# [What to work on]
An exact copy of every entry is needed, without any of the pictures.

# [Extracted data]
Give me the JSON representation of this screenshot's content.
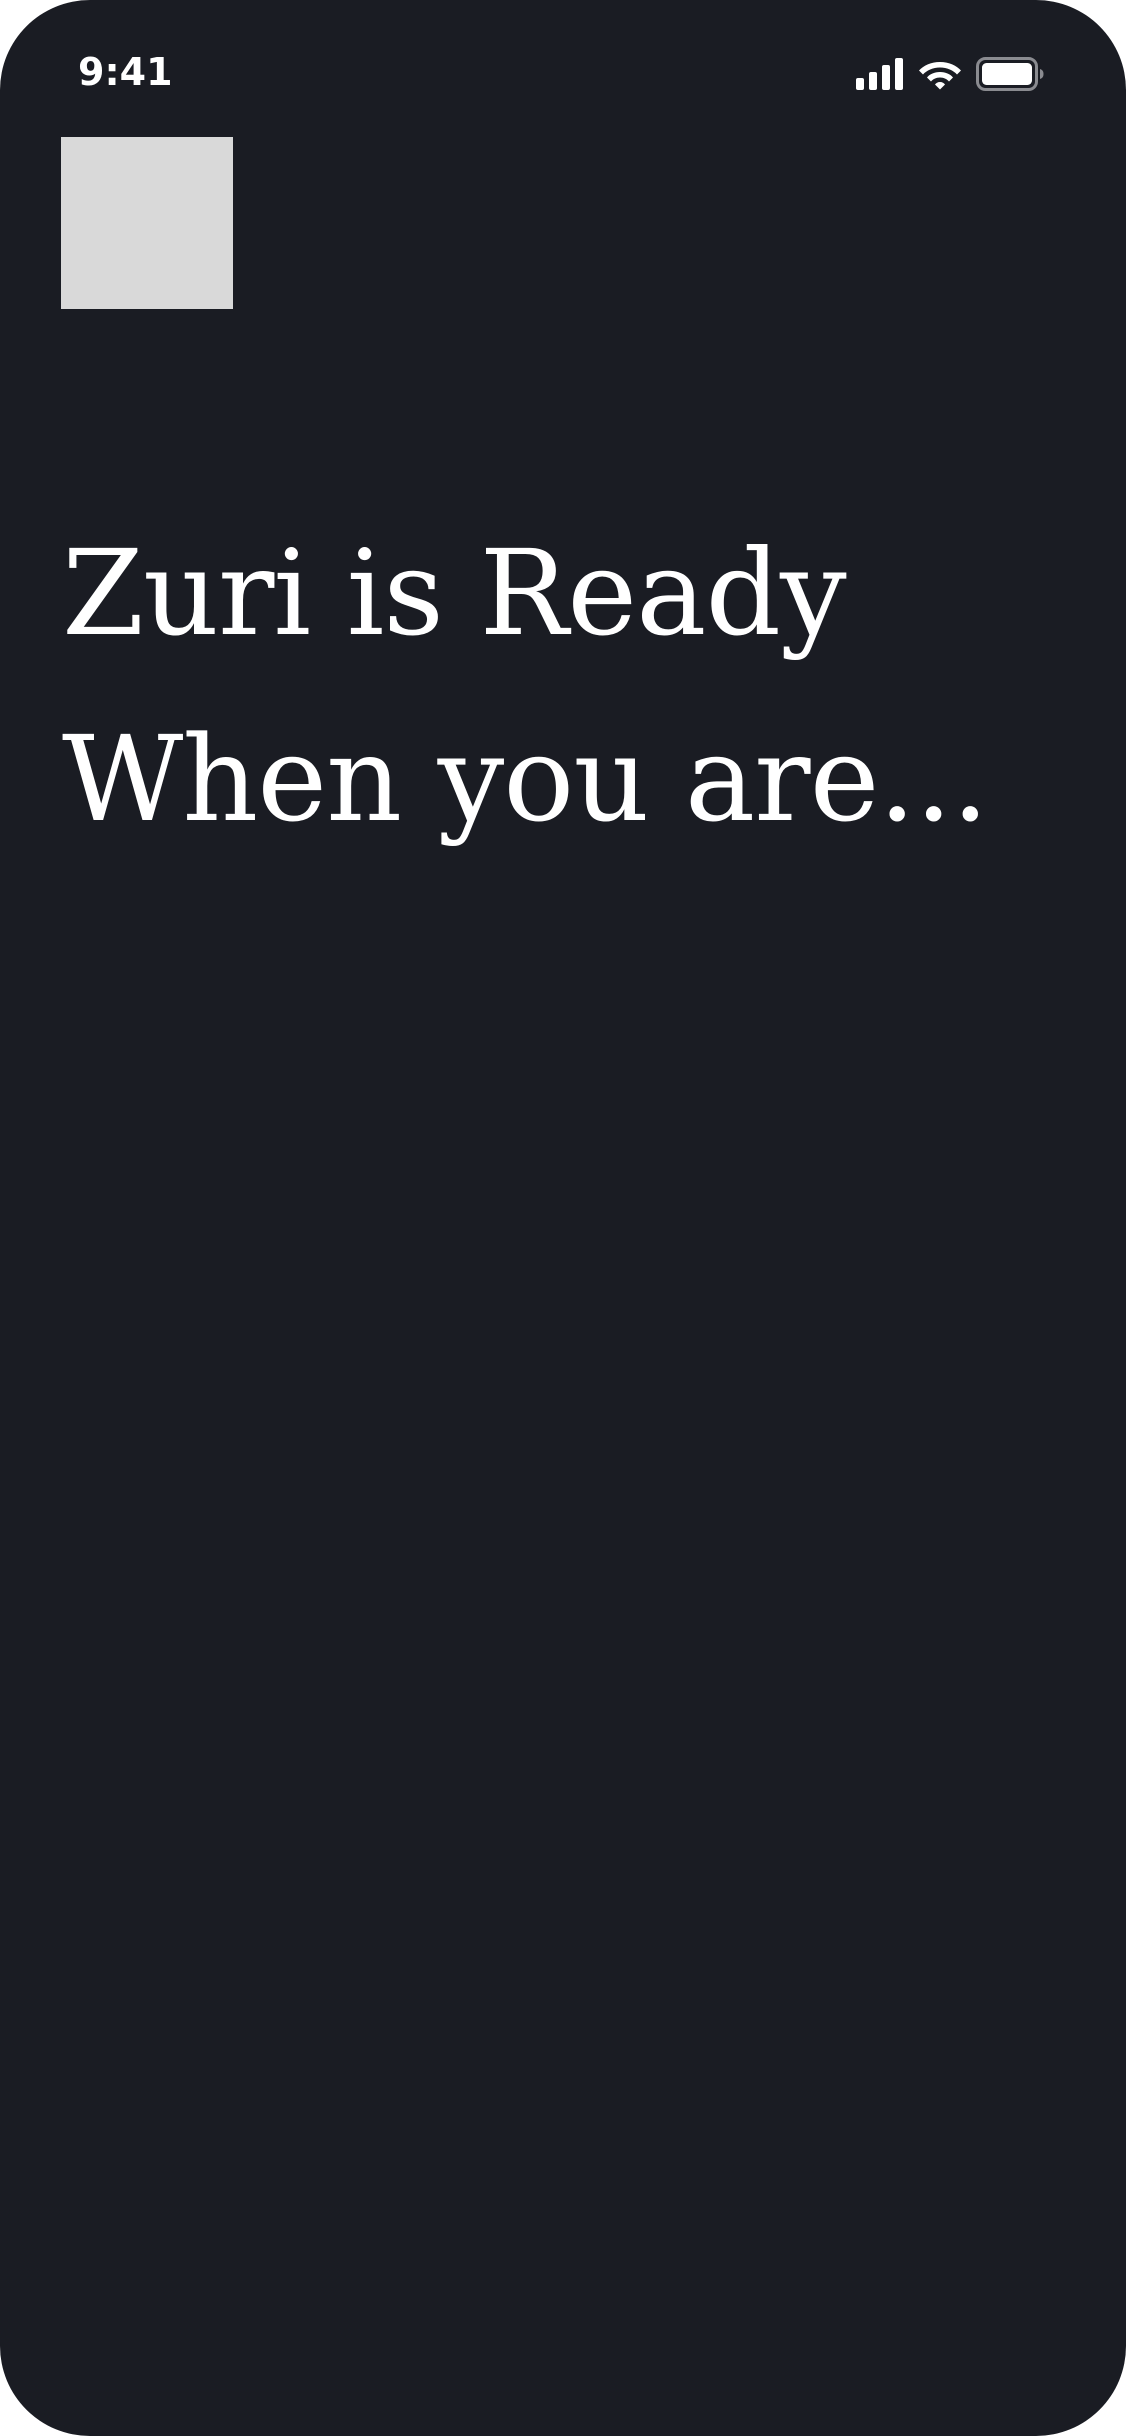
{
  "status_bar": {
    "time": "9:41",
    "icons": [
      "cellular-signal-icon",
      "wifi-icon",
      "battery-icon"
    ]
  },
  "main": {
    "image_placeholder": "placeholder-image",
    "headline_line1": "Zuri is Ready",
    "headline_line2": "When you are..."
  },
  "colors": {
    "background": "#1a1c23",
    "text": "#ffffff",
    "placeholder": "#d9d9d9"
  }
}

# [Reply]
Give me the JSON representation of this screenshot's content.
{
  "status_bar": {
    "time": "9:41",
    "icons": [
      "cellular-signal-icon",
      "wifi-icon",
      "battery-icon"
    ]
  },
  "main": {
    "image_placeholder": "placeholder-image",
    "headline_line1": "Zuri is Ready",
    "headline_line2": "When you are..."
  },
  "colors": {
    "background": "#1a1c23",
    "text": "#ffffff",
    "placeholder": "#d9d9d9"
  }
}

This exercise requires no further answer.